The life of a Marine agreed with Tate. He already had been to Iraq before returning for his second overseas tour in Afghanistan this past summer. There were times that Tate would return to Gahanna Christian and talk with students about life in the Marine Corps. One time when Tate returned to the school, he met Hartje’s wife, Karen, who thought she couldn’t greet him because he was in full dress uniform. She said, “Oh my goodness, I can’t give you a hug.”
Mr. Hartje recalls Tate replying, “That’s really why I came to see you” – then he hugged her.
Corporal Tate had a strong sense of family, he was adopted as a child, and always wanted the family closeness. His infant son was born three months ago, but he never had the chance to meet him. He is remembered for being the nicest person you could ever meet.
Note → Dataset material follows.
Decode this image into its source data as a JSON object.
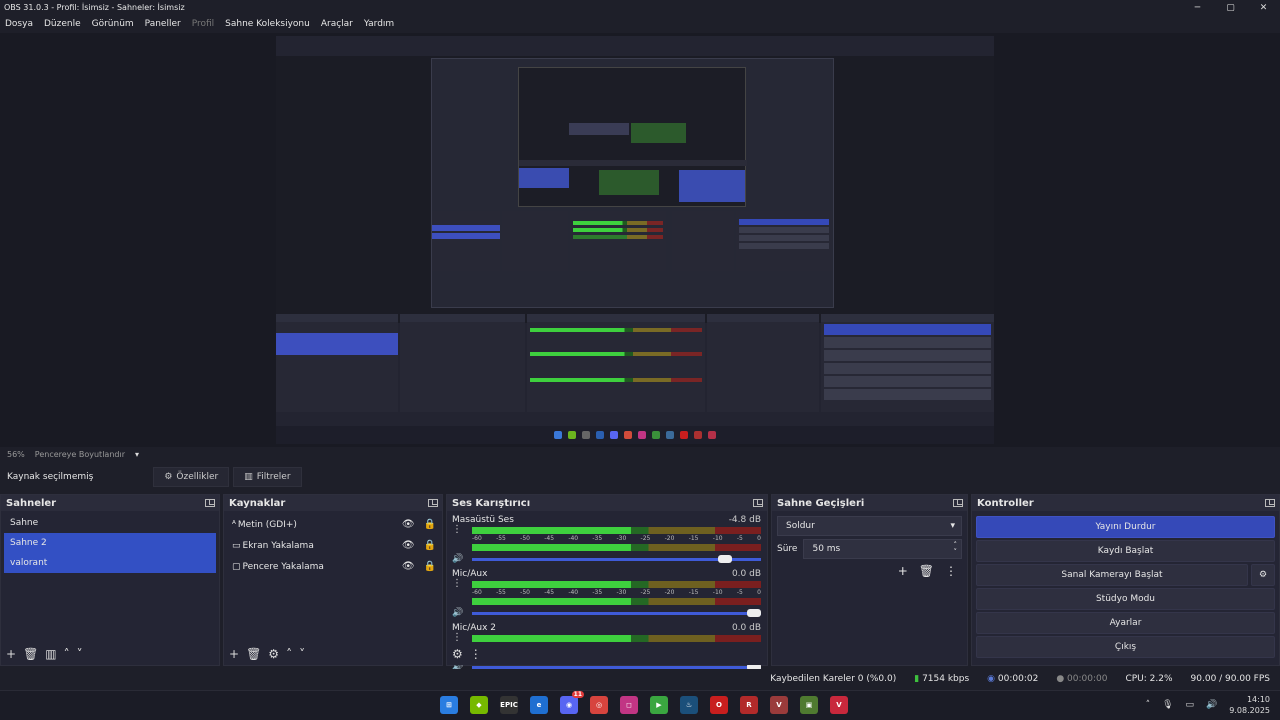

A high school baseball and basketball coach, Scott Jemson, said he felt like he had been “punched in the stomach” when he heard the news of Jacob Tate’s death. “He had an infectious smile, kids loved him, teachers loved him. He had these dreadlocks that our school made him tie up in the back because it was not dress code but that was just part of his personality, “Says Jemson.
Jacob was an overcomer. He did not allow his fears to be an obstacle in accomplishing what he wanted. He valued whatever was real, true and good. His smile alone was a reflection of the goodness in his heart. Father we ask for your comfort and peace for wife Amy Tate and the entire Tate family during this time of loss. We thank you for the life of this fine Marine, Jacob A. Tate and we pray you wrap your loving arms around him as he enters your kingdom. He will always be a hero in our heart and in our minds. We won’t forget your sacrifice Corporal Tate. God Bless You.
Posted by Debbie Frith